)[Disclaimer: This article deals with legacy IPv4 networks. IPV6 has cleaned up some of the fragmentation issues, and it looks like IPv4 is backporting some of these changes]
IP fragmentation has always been a tricky issue. Many operating systems had issues implementing it and RFCs have often been ignored (for more or less good reasons). Over the last years, techniques like "Path MTU Discovery" have become popular to mostly eliminate the need for fragmentation, in particular with IPv6 making it mandatory.
So first a quick primer on the how and why of fragmentation in IPv4.
We need fragmentation mostly because not all networks use the same MTU. IPv4 requires that hosts are able to process at least 68 bytes, which is just enough for the maximum IP header size and a couple bytes of protocol header [RFC 791]. Ethernet typically uses an MTU of 1500 bytes but can go all the way up to 9198 bytes. So in short, MTUs are "all over" and there is no guarantee as to what MTU you will find on networks forwarding your packet.
Path MTU Discovery solved this problem. TCP packets are now sent with the "Do Not Fragment" flag set, and routers will report back if the packet is too large (I hope you are allowing ICMP errors back in your network to support this).
Problems with fragments:
One issue that highlighted these problems recently was labeled "Fragmentsmack". Reassembling lots of fragments arriving in various orders can overwhelm some of the reassembly algorithms, and as a result, cause a DoS condition. This issue appears to have affected Linux and Windows. Linux advised using a smaller memory buffer for fragments to fix this issue. Microsoft yesterday' suggested in its patch Tuesday note to drop all out of order fragments via a registry fix.
For Linux, a patch was submitted in response that would drop all overlapping fragments.
So this got me to think about how much fragments there are in modern networks. I hadn't checked in a while, but my overall guess was "not much", and that has been shown true so far. I collected all fragments for a day from a couple of networks, and also checked with others who looked into this issue.

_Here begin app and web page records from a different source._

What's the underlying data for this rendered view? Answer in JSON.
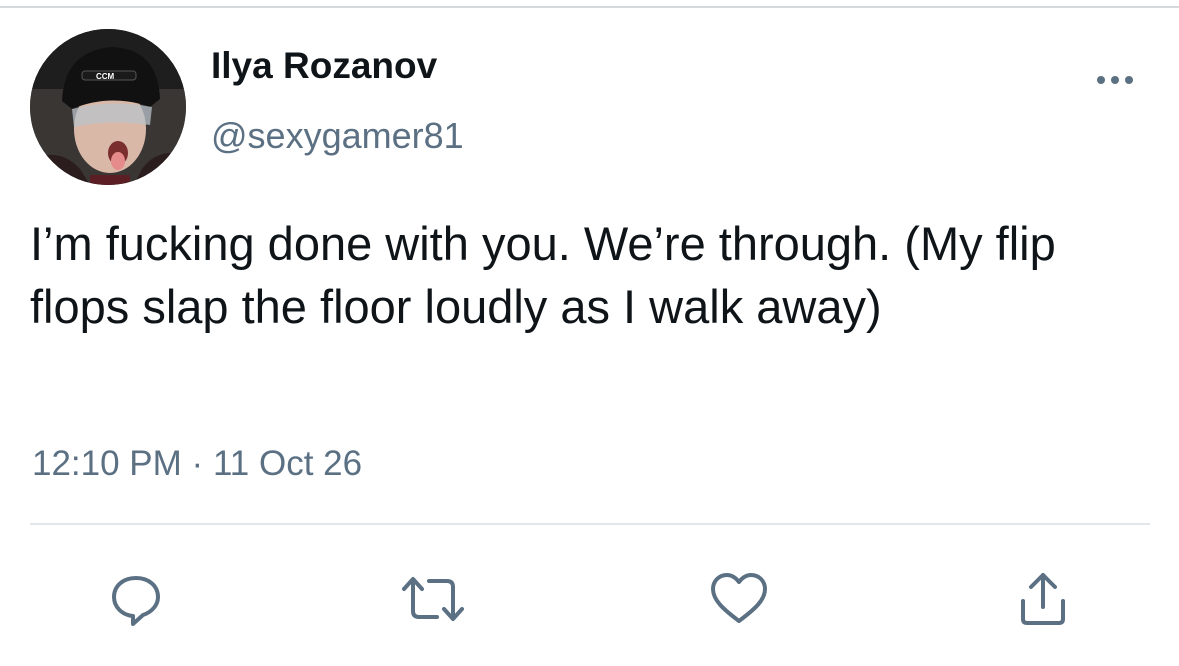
{
  "tweet": {
    "display_name": "Ilya Rozanov",
    "handle": "@sexygamer81",
    "text": "I’m fucking done with you. We’re through. (My flip flops slap the floor loudly as I walk away)",
    "time": "12:10 PM",
    "separator": "·",
    "date": "11 Oct 26",
    "avatar_helmet_logo": "CCM"
  },
  "icons": {
    "more": "more-horizontal-icon",
    "reply": "reply-icon",
    "retweet": "retweet-icon",
    "like": "heart-icon",
    "share": "share-icon"
  },
  "colors": {
    "text_primary": "#0f1419",
    "text_secondary": "#5b7083",
    "icon": "#5b7083",
    "divider": "#e3e6e8"
  }
}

The number one source of fragments appears to be DNS. In particular, if you are using DNSSEC, your DNS server will support a feature called "EDNS0" (Extended DNS Option 0, RFC 2671). Historically, DNS limited UDP responses to 512 bytes (RFC 1035). DNSSEC often requires larger responses for keys and such, so EDNS0 allows a client to signal to a server that it is willing to receive larger replies. This is more efficient than using truncated UDP replies and than following up with a TCP request. RFC 2671 suggests 1280 bytes as "reasonable" for an ethernet connected client, but doesn't mandate a particular size. I often see 4096 bytes used. These larger responses lead to fragmentation.
I have also heard of issues with SIP and fragmentation, but haven't been able to observe this first hand.
So what does this all mean for your networks? I wrote a quick scapy script to see how different current (fully patched) operating systems dealt with fragments. I looked at three cases:
You can find the script here: https://github.com/jullrich/ipv6/blob/master/scapy/fragtest.py
I ran it against PFSense (FreeBSD 11.1-RELEASE-p10), Linux 3.10 (CentOS 7), Linux 4.15 (Ubuntu 18.04), OS X 10.11.6 and MacOS 10.13.6 and all of them responded to all three cases.
Window 10 is so far the only operating system that did not respond to overlapping fragments at all. There is always a chance that I got the script wrong. But I even tried it with an identical payload. The overlapping payload in the script was selected so it would generate identical checksums, no matter if the first or second copy is selected.
If you have any insight or are able to run the script against other systems, please let me know what you find. In all cases, I disabled the host-based firewall.Defending Web Applications Security Essentials - SANS Security West 2019
Sep 12th 2018
2 months ago